[DATA]

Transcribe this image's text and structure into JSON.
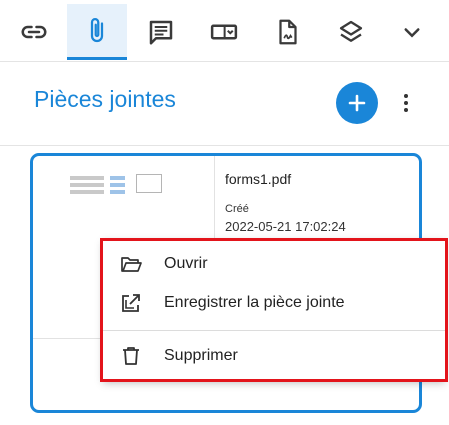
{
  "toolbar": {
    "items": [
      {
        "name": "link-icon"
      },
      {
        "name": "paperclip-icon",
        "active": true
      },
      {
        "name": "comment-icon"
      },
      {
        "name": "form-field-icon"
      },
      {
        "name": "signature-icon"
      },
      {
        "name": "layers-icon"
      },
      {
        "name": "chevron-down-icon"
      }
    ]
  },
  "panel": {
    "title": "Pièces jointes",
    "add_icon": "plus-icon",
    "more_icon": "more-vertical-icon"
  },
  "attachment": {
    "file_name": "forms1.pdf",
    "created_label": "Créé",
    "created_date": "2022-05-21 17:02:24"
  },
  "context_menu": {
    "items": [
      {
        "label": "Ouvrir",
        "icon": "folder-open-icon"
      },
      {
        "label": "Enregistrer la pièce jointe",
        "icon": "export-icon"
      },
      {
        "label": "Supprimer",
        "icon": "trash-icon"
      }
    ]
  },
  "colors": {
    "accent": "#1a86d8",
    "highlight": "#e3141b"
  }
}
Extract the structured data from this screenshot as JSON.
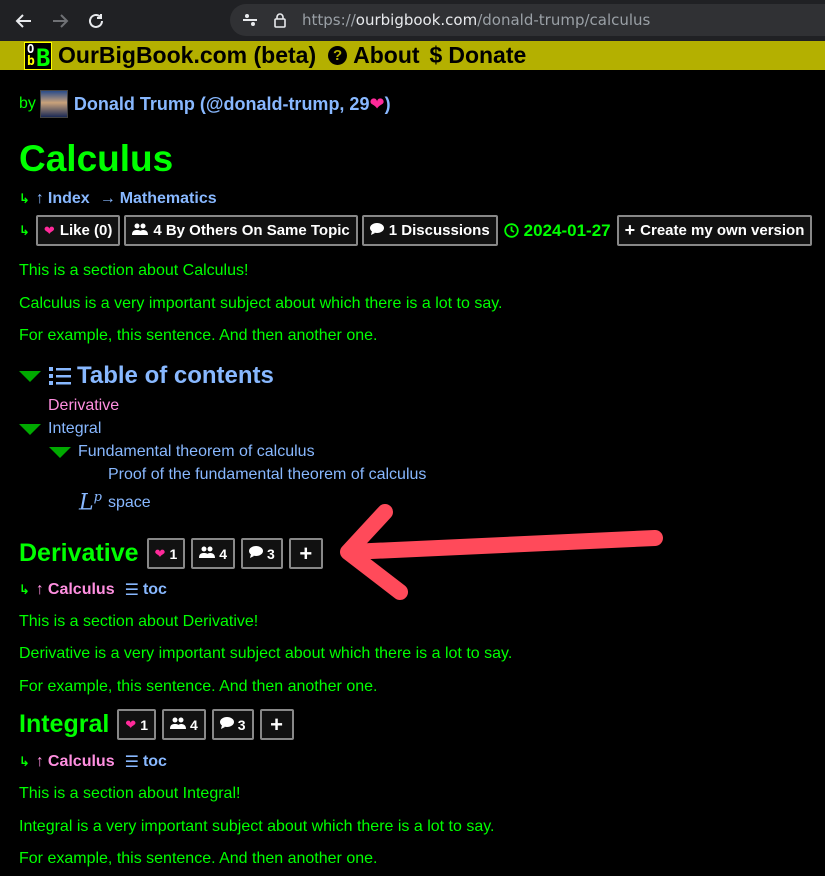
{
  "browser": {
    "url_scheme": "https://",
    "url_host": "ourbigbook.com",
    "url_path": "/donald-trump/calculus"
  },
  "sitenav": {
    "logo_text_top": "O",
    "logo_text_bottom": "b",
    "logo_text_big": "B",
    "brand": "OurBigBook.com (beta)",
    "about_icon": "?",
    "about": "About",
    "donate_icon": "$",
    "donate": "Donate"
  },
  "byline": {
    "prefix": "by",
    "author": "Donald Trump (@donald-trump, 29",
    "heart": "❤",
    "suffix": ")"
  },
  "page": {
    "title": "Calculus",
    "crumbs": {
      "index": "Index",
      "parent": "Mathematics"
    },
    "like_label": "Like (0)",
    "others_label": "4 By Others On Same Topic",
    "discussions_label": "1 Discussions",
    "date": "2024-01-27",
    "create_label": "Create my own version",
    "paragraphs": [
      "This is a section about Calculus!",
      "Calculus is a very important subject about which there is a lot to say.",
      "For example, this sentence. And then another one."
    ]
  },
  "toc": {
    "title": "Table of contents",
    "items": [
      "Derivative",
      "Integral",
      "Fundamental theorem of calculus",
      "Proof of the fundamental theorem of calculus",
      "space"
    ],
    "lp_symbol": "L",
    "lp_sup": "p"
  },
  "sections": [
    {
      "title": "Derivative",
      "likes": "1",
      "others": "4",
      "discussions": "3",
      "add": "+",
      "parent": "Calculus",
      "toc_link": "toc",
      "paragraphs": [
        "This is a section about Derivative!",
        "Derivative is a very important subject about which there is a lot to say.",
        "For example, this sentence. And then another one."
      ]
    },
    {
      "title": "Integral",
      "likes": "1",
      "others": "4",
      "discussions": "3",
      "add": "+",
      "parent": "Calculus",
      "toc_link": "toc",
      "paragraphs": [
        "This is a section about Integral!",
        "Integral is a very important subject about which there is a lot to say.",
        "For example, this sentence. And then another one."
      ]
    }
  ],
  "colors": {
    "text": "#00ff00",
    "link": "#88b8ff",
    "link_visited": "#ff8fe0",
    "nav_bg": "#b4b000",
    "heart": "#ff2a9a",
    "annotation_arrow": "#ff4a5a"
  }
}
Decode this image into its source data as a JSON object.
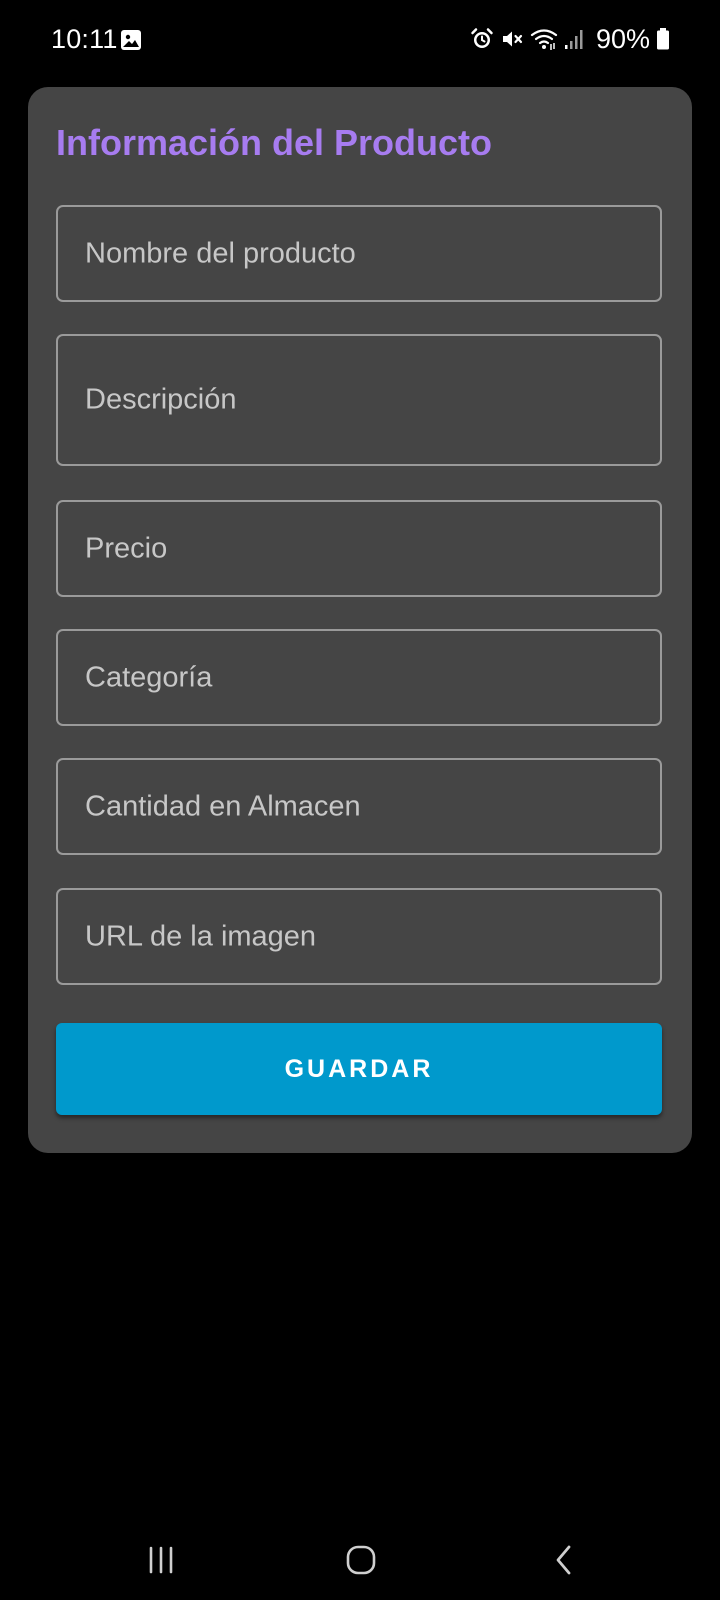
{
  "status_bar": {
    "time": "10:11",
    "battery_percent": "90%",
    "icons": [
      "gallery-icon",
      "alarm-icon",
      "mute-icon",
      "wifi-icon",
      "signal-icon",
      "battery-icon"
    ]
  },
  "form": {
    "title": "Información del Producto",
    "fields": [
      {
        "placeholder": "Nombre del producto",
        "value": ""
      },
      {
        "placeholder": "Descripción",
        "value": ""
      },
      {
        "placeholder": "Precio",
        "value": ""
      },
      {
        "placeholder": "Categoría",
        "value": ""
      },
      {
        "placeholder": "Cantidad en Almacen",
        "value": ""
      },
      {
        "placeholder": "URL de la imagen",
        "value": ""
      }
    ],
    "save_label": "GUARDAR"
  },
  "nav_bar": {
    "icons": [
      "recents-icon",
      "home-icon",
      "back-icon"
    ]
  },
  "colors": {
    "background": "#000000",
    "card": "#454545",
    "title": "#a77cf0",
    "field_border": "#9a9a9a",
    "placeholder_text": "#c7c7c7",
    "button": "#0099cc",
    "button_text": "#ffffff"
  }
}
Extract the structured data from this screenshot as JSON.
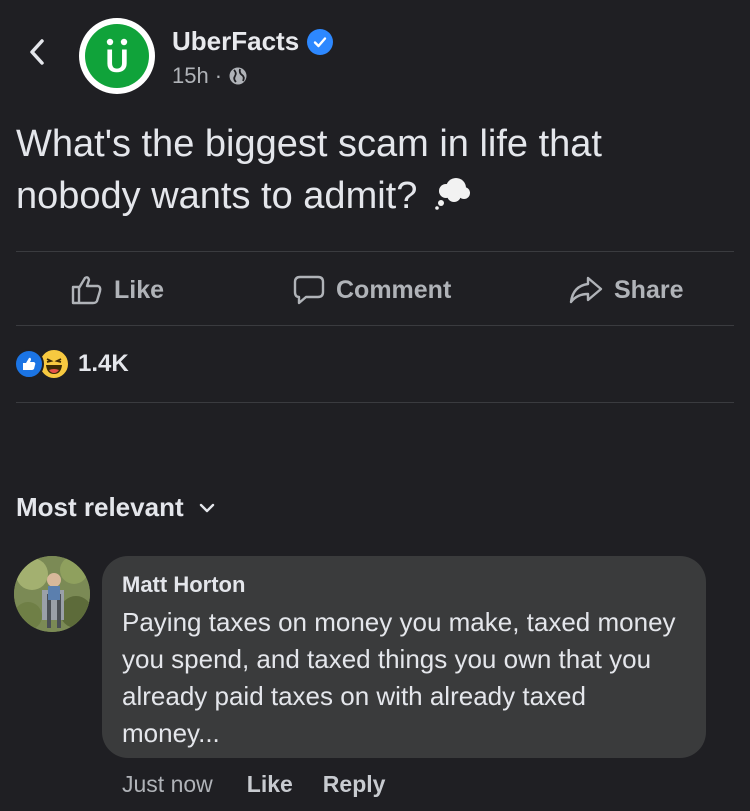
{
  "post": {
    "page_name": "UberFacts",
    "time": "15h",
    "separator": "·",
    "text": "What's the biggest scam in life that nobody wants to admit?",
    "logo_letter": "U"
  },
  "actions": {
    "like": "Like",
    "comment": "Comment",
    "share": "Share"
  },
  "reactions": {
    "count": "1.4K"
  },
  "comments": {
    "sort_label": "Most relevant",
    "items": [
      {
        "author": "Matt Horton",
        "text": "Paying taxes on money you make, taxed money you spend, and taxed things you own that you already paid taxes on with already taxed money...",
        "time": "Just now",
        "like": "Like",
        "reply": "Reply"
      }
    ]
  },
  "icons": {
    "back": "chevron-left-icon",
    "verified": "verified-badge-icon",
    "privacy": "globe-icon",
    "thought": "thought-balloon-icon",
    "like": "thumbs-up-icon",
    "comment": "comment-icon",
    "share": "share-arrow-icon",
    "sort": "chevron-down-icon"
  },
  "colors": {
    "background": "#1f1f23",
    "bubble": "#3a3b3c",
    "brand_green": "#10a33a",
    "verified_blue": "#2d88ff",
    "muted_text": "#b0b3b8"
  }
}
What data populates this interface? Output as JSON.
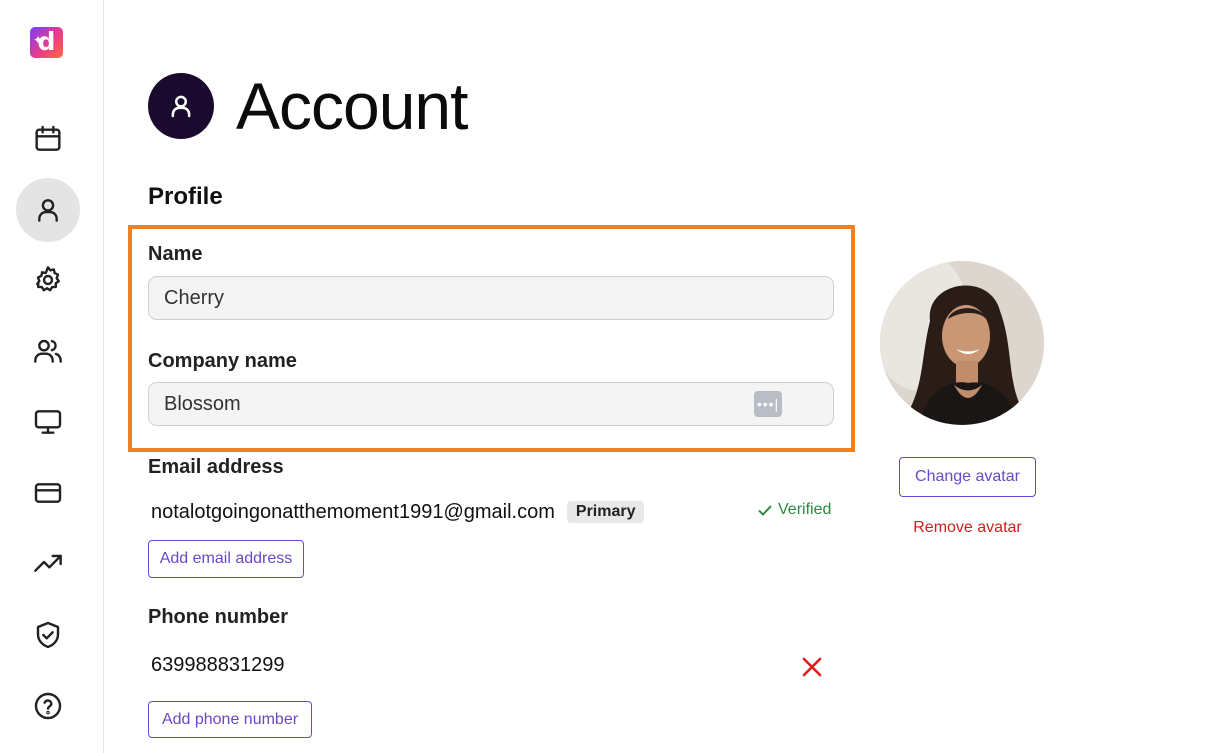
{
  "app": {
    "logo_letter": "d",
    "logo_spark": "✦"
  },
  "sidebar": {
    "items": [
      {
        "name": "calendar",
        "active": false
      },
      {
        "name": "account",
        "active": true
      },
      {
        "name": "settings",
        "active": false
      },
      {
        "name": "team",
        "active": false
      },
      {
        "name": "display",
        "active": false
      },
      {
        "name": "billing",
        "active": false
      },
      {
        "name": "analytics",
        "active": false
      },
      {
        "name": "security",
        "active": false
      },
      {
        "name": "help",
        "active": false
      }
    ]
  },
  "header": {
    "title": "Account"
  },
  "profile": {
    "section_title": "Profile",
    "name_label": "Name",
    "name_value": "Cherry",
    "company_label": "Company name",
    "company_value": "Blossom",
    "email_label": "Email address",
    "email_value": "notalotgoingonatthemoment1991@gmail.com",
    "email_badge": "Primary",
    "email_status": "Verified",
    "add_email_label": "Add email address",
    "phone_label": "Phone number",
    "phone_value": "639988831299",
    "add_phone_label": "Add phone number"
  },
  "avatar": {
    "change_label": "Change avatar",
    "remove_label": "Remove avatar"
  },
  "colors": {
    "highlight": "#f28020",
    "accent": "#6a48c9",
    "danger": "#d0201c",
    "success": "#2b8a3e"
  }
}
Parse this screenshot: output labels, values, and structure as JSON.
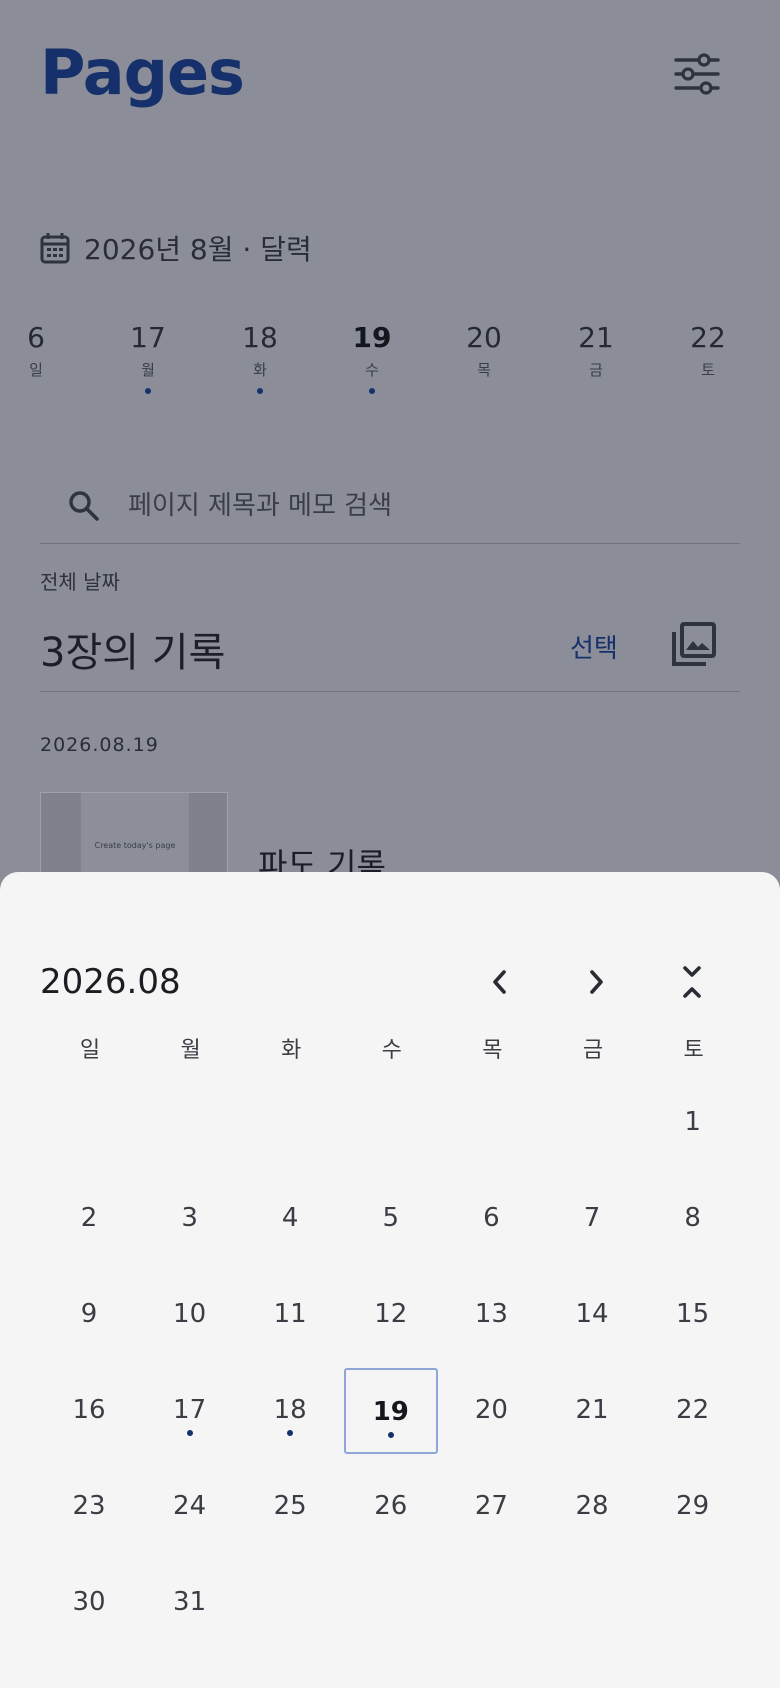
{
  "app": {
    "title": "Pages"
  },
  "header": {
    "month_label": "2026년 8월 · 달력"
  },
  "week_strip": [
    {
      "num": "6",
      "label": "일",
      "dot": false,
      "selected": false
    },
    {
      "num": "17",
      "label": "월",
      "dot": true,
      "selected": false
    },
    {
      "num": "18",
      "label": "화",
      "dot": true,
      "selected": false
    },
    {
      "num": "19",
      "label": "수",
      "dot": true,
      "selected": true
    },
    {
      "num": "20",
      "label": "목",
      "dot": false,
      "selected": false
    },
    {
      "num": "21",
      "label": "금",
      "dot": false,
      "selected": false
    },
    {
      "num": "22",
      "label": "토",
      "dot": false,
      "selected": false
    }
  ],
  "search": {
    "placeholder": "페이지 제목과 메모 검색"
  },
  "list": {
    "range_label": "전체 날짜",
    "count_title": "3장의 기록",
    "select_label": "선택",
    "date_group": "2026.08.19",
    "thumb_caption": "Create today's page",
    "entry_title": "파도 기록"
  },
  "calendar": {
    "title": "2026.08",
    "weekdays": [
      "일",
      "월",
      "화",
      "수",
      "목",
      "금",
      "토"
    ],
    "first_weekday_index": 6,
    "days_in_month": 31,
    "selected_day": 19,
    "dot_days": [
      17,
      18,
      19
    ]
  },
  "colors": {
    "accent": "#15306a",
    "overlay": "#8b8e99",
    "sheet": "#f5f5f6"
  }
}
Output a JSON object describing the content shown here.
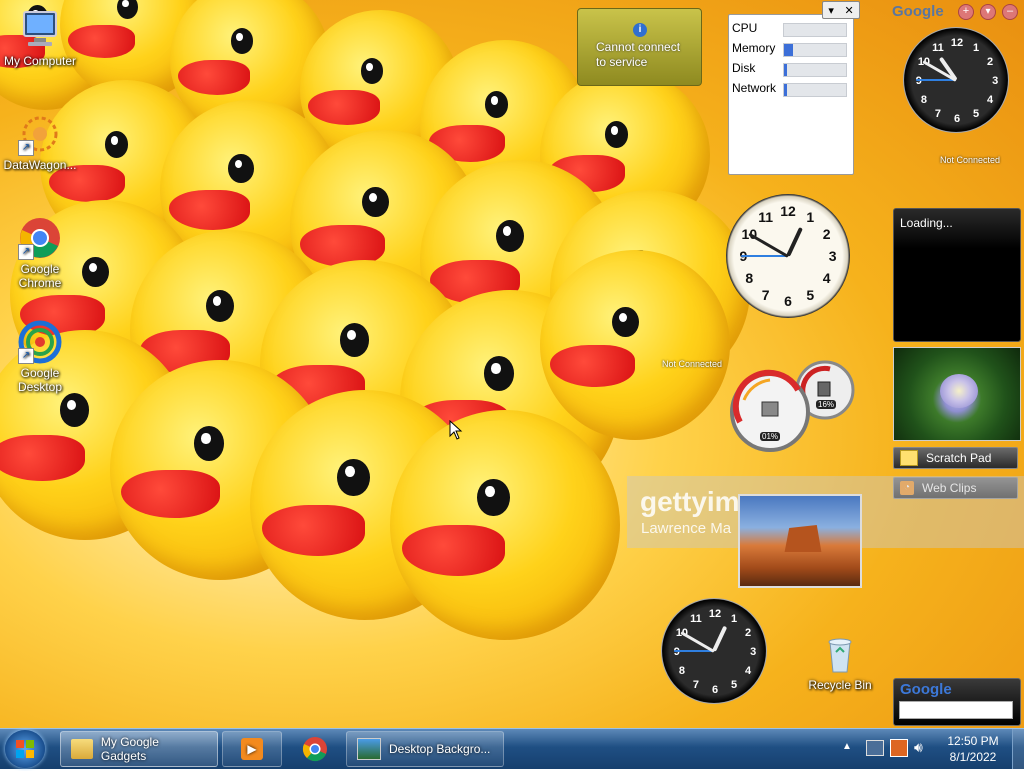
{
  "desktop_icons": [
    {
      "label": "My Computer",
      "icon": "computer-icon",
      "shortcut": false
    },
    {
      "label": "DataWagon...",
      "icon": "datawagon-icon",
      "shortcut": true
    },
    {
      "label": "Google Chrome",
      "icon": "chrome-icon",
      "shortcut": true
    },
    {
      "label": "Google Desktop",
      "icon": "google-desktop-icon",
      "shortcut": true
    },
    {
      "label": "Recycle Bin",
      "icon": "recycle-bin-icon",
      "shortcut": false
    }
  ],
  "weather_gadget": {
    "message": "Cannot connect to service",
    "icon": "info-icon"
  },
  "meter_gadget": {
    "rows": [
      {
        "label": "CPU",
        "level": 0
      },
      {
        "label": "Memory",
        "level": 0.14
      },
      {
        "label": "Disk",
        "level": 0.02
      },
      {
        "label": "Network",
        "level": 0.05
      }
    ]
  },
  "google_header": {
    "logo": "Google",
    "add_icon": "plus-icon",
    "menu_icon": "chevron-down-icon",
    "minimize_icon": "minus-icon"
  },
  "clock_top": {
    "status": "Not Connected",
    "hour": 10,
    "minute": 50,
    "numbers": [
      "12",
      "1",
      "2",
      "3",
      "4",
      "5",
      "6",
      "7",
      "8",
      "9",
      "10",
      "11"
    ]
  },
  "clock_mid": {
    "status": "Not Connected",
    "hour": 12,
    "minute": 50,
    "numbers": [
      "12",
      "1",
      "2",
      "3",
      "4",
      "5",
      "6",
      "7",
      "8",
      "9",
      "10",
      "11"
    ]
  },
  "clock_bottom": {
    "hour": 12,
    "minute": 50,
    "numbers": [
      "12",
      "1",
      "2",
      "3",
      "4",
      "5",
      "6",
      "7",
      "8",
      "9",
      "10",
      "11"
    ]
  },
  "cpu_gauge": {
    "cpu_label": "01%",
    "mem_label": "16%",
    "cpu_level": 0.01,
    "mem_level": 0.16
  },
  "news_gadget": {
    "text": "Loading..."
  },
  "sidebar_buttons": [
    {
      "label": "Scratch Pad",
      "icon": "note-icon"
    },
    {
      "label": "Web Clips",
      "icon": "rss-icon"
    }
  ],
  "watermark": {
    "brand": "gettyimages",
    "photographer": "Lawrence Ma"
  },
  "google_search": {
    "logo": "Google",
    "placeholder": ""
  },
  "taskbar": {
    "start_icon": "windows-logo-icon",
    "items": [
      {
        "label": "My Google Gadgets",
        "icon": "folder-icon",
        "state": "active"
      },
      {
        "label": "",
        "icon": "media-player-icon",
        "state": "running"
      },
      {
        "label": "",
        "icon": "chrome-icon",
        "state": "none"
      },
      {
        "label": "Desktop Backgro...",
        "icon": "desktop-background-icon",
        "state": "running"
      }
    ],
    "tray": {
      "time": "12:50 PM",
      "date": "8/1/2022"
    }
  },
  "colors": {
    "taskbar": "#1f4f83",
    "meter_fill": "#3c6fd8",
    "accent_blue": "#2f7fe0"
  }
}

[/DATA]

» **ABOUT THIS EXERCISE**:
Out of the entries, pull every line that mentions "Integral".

» **RESULT**:
      "Integral",
      "title": "Integral",
        "This is a section about Integral!",
        "Integral is a very important subject about which there is a lot to say.",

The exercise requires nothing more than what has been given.